Kahrin looked up at the brisk knock on the door to her room. She knew it was Innes before he opened it, because of course it was. No one else would enter without invitation, because he didn’t need one, and who else was going to dare face her when she’d stormed from a fight?
“Brought up some food from your Ma.”
She wanted to pretend not to hear him, but that would mean holding her tongue, which was not her forte. “Not hungry,” she said into the book she was pretending to read. That would be another tell that she was just sulking. Also, she could smell the unmistakable aroma of Ma’s cooking.
“Okay.” A pause. “Guess I’ll eat these spiced pears myself.”
Her lips pinched together as if drawn shut to keep her words inside the purse of her brain. No good. “You don’t like spiced pears.”
“I don’t dislike them.” He leaned against the doorframe, no easy task for someone as tall as him in the low opening. He rolled a shoulder to his ear. “I could always toss them in the compost.”
Oh, that was just uncalled for! Her foot bounced beneath her as the book became a useless prop in her hand. “Don’t do that!” Her words were more panicked than she’d intended. They were fresh-cooked and she was sure the syrup was still liquid. “I mean, you shouldn’t insult Ma like that.”
He clicked his tongue. “Mm. Good point.” He poked the pears around the bowl with a spoon before taking a bite. “Did I say I don’t like these? Who would turn these down? Surely no one with any sense!”
Kahrin slapped the book down beside her and tried to glare, but she couldn’t do it without a twitch of a smile. “I suppose I could call a truce for Ma’s pears.”

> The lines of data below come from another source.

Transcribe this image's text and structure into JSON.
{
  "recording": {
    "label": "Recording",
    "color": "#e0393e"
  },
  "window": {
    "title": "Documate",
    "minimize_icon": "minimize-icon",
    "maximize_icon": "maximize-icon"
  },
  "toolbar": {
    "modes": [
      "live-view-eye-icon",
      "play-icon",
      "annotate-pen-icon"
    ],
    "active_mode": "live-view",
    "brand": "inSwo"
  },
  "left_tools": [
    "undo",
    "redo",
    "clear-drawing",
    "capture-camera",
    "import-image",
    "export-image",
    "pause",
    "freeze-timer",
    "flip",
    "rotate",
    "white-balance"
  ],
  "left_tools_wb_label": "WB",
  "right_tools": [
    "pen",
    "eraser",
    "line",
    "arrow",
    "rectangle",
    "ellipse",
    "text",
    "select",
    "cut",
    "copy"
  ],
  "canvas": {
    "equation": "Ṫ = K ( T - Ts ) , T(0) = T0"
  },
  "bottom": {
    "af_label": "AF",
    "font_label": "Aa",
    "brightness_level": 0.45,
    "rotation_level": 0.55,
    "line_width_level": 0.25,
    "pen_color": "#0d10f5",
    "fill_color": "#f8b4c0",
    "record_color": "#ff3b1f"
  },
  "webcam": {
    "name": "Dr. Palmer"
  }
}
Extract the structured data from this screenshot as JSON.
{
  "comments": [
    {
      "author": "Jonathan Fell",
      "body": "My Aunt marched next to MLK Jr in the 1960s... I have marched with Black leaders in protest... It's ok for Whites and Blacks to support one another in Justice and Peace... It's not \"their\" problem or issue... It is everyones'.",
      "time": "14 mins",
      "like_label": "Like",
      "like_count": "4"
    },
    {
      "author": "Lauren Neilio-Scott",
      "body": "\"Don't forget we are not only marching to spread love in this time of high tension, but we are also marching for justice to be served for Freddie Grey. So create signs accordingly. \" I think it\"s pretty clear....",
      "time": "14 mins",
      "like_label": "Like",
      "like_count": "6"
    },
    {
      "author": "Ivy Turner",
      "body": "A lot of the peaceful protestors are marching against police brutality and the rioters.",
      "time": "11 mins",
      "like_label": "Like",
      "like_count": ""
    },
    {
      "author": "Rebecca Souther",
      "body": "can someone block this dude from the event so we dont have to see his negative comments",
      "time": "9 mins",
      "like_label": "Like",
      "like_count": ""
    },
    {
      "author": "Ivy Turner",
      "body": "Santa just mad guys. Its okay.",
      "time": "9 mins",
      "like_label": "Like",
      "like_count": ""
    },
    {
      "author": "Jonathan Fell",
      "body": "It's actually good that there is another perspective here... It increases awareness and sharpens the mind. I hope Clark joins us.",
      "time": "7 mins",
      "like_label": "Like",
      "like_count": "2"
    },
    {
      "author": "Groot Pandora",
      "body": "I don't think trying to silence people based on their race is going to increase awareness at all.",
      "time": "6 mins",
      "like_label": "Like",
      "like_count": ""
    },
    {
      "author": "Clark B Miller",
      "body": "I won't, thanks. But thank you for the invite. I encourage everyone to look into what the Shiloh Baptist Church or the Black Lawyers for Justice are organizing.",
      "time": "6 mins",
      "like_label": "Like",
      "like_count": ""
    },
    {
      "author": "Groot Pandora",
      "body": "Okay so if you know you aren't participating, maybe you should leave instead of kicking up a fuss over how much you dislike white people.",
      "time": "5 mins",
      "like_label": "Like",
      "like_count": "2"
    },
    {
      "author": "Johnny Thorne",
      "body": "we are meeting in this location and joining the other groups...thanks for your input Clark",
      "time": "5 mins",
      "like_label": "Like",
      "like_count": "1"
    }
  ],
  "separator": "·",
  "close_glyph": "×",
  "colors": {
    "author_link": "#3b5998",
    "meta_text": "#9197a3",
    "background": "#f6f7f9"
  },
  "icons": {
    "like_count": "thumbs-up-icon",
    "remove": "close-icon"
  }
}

“I suppose you could,” he answered, crossing the room in two strides to sit beside her.
@b.r. hill-mann 2019